-- Source material follows --

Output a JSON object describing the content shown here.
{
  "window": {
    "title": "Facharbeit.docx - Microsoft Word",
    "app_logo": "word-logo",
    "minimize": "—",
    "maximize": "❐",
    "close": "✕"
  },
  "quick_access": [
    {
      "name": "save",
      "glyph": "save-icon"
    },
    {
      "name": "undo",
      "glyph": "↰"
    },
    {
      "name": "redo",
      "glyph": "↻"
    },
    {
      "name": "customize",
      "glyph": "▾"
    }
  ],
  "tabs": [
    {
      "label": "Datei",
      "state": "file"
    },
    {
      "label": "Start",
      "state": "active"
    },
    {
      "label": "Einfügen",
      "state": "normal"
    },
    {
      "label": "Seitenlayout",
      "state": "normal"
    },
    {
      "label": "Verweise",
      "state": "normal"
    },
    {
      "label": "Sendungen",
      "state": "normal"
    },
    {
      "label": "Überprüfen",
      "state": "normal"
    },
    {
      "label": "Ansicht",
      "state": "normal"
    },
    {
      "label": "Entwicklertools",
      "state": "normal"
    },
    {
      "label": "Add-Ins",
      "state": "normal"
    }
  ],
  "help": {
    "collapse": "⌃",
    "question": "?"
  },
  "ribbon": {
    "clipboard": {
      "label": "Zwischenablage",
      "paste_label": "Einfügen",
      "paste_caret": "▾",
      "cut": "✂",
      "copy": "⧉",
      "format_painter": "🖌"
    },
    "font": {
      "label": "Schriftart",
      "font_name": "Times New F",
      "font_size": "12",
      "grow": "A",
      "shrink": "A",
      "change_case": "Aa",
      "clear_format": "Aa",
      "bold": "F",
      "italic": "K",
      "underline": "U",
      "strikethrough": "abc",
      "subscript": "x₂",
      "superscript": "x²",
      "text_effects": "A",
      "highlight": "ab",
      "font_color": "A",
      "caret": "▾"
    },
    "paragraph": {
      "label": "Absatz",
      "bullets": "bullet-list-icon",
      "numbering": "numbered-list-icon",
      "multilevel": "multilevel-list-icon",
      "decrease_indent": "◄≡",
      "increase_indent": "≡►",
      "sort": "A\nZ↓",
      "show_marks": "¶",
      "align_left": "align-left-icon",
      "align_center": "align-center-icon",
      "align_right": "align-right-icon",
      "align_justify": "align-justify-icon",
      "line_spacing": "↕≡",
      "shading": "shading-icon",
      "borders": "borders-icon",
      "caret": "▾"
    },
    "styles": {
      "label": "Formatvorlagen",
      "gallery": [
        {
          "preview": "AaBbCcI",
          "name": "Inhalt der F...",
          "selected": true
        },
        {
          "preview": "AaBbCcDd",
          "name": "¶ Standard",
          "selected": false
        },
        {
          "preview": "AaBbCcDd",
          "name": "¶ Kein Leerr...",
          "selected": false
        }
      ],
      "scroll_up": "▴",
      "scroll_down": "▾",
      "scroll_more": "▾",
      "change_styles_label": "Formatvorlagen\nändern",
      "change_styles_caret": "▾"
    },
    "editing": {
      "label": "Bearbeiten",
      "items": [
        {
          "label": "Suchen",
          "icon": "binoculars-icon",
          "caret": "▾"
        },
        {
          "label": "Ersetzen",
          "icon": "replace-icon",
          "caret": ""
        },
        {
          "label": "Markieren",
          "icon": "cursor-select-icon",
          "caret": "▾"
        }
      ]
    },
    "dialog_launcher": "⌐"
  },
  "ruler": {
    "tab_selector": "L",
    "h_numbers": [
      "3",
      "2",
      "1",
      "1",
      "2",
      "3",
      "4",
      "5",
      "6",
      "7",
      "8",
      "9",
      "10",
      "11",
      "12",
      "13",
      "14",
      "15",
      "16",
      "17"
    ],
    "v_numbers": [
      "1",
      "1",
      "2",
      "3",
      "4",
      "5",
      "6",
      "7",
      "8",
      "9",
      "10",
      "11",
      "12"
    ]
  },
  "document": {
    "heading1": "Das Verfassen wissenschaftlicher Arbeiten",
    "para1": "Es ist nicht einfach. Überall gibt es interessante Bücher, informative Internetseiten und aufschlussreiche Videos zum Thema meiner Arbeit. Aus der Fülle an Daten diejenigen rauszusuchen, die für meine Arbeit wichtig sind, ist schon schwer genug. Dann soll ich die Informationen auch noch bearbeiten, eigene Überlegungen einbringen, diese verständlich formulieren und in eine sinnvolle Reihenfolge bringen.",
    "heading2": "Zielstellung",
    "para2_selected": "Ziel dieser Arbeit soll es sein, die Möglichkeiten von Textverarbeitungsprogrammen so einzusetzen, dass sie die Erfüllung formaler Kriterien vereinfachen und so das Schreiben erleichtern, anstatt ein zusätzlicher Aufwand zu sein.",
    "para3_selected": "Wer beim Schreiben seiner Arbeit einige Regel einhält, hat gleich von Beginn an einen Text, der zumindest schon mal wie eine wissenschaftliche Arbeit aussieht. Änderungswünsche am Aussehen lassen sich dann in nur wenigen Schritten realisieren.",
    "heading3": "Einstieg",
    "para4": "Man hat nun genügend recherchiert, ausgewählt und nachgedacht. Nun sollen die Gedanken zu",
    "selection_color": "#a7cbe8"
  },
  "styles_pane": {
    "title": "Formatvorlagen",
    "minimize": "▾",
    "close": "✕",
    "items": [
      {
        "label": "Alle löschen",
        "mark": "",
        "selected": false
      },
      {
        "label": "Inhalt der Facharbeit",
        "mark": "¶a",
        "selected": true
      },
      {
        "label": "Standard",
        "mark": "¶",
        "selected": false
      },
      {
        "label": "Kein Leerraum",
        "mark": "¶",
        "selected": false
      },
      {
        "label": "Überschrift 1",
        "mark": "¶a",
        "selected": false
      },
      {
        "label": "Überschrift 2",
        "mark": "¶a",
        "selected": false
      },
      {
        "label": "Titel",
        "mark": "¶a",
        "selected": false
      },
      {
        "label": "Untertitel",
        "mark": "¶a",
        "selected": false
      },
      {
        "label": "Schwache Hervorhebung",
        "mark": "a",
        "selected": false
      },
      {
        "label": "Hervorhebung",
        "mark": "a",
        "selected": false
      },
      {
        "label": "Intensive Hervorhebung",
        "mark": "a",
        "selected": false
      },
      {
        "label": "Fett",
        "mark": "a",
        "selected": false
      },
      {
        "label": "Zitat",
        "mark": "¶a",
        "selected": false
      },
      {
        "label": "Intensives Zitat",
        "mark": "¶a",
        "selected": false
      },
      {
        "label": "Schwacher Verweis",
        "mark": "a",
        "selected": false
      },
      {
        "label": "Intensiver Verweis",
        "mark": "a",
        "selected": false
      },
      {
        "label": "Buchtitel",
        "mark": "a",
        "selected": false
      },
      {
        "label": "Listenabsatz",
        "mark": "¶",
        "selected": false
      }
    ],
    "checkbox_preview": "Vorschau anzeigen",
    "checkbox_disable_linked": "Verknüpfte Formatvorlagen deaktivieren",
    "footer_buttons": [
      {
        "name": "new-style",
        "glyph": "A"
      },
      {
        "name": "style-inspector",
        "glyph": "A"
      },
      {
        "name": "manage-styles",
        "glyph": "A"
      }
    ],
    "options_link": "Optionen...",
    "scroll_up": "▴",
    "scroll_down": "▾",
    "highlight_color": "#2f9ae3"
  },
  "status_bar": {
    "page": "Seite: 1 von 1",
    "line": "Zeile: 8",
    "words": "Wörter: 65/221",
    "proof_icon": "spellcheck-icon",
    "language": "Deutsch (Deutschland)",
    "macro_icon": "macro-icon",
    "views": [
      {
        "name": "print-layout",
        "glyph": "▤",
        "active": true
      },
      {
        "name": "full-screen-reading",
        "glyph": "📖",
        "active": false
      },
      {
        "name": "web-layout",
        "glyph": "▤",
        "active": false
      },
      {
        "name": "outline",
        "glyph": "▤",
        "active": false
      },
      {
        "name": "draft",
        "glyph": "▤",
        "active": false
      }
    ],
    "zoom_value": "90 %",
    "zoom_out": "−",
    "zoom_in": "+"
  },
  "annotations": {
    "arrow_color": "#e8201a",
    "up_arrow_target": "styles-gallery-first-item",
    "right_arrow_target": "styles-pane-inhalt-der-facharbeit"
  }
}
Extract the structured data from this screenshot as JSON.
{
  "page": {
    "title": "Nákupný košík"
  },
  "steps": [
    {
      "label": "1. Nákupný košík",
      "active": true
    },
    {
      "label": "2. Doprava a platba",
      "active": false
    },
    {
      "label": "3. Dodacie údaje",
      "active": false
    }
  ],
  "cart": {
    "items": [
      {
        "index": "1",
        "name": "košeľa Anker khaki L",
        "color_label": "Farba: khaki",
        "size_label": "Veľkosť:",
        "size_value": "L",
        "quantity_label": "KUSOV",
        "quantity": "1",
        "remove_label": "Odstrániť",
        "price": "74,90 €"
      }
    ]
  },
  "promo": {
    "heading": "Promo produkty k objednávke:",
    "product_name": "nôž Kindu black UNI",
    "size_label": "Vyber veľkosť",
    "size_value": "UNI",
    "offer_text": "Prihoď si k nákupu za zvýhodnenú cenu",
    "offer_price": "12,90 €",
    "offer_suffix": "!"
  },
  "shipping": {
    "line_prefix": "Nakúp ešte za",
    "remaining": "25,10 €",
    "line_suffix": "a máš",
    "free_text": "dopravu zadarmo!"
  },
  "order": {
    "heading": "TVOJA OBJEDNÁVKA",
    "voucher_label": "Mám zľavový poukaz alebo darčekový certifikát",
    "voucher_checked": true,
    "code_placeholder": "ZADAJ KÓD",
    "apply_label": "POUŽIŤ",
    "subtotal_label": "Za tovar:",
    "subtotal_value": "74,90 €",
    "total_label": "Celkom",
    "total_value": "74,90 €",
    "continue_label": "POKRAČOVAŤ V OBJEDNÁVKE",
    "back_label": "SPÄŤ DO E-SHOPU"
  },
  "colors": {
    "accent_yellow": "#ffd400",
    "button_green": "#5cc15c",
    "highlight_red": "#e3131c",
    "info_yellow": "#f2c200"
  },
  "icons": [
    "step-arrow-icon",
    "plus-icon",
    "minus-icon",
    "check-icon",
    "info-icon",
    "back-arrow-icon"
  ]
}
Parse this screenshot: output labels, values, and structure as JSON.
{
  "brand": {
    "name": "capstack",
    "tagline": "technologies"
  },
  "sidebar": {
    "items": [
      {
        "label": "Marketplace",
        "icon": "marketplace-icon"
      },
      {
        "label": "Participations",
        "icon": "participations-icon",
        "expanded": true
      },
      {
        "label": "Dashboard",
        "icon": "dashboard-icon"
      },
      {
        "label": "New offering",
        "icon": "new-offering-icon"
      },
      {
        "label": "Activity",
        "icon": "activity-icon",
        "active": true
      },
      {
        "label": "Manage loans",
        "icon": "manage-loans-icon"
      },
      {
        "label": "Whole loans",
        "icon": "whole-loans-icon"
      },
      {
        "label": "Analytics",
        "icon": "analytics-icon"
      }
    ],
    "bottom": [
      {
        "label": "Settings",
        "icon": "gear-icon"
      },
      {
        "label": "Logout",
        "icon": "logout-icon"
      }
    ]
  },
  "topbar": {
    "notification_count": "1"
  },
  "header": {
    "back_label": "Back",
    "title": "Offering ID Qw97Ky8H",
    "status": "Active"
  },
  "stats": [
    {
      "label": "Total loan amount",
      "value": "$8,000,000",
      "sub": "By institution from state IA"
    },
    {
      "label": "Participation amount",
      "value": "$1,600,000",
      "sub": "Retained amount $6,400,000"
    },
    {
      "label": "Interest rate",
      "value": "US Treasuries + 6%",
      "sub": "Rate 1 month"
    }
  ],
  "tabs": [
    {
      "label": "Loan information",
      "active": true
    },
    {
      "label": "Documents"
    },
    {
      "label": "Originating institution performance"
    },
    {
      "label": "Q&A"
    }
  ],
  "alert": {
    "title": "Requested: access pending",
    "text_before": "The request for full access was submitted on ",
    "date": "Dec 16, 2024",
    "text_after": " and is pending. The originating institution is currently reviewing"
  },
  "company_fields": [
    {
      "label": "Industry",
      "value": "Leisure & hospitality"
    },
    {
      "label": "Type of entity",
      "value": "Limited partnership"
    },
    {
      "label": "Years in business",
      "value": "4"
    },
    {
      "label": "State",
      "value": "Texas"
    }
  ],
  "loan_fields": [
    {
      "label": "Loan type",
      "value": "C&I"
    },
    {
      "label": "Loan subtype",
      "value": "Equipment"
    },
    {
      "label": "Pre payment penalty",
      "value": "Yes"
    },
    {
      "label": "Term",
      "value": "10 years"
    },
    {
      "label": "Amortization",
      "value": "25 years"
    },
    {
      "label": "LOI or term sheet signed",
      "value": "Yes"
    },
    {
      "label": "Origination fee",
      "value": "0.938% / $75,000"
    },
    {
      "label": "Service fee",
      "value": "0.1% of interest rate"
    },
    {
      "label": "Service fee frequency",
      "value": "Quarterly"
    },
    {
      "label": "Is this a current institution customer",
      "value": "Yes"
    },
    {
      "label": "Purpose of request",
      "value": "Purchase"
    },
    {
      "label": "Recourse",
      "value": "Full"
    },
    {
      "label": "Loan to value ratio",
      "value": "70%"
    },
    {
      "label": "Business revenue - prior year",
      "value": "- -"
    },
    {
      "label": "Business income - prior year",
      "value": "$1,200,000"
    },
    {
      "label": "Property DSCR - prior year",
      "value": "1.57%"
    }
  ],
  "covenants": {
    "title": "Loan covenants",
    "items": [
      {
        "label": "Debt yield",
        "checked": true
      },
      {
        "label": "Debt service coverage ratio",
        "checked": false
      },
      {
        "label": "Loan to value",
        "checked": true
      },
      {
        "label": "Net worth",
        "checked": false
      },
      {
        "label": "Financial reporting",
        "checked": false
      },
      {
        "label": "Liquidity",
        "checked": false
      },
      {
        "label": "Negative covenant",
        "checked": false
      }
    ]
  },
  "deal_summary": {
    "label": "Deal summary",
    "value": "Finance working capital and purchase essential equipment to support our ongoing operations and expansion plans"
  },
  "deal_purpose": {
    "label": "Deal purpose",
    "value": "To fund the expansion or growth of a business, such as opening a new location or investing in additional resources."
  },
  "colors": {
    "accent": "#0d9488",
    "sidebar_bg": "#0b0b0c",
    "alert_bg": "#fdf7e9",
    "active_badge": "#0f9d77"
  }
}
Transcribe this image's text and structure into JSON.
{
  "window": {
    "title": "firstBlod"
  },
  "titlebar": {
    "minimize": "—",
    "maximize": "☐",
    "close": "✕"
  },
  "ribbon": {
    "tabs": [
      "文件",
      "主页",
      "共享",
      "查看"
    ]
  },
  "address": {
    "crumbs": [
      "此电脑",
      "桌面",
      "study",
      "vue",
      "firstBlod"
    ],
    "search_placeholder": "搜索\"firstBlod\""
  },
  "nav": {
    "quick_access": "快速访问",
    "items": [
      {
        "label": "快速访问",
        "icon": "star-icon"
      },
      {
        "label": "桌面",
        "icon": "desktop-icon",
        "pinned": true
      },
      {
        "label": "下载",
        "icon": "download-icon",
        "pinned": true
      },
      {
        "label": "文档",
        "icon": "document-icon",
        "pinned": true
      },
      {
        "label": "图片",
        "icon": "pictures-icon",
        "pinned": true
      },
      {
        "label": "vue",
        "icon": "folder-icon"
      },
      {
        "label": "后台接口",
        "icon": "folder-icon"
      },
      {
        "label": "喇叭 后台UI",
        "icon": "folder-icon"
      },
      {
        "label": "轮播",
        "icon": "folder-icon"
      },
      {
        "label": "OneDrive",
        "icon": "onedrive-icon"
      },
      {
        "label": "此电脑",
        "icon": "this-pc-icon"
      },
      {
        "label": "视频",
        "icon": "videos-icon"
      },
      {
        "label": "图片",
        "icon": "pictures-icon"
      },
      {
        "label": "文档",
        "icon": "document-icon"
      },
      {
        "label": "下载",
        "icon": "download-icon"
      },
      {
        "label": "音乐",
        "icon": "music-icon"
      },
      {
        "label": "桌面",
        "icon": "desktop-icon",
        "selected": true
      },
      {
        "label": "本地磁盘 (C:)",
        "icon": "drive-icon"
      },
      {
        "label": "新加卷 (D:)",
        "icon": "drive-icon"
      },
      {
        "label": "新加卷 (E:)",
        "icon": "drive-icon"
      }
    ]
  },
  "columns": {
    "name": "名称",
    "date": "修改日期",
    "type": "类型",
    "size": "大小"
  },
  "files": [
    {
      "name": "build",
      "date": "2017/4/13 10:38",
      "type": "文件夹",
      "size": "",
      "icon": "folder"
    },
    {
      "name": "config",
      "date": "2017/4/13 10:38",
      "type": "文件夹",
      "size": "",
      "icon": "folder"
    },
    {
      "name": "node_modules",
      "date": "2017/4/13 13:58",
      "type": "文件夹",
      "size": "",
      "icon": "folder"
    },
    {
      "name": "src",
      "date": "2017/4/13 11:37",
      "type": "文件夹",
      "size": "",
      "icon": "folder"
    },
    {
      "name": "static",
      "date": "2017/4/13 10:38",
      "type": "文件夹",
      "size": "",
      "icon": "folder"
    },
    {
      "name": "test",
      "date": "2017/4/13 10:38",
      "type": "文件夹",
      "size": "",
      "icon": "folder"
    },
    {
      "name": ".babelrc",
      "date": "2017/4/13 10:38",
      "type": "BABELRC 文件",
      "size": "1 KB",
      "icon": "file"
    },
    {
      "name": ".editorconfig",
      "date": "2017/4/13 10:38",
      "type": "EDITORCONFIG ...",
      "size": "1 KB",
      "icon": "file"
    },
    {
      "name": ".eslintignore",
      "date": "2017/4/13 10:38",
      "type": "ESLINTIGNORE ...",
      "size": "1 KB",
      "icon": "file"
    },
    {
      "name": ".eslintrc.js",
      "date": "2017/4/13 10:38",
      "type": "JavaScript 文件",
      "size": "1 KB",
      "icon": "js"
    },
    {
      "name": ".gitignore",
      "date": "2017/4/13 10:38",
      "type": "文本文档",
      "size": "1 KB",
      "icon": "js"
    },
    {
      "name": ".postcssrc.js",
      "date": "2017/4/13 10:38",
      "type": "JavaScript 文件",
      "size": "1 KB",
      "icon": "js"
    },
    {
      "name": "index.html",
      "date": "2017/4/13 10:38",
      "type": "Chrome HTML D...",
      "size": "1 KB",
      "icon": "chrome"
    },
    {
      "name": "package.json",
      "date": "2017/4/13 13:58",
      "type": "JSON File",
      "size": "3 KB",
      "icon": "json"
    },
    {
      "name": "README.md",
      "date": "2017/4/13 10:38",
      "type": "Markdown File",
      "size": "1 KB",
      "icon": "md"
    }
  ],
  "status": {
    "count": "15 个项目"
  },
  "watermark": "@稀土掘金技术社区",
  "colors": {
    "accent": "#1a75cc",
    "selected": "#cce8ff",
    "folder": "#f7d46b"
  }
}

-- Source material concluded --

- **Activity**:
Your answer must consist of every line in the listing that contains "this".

- **Result below**:
Extract the structured data from this screenshot as JSON.
Parse this screenshot: output labels, values, and structure as JSON.
      "label": "Is this a current institution customer",
Transcribe this image's text and structure into JSON.
        "icon": "this-pc-icon"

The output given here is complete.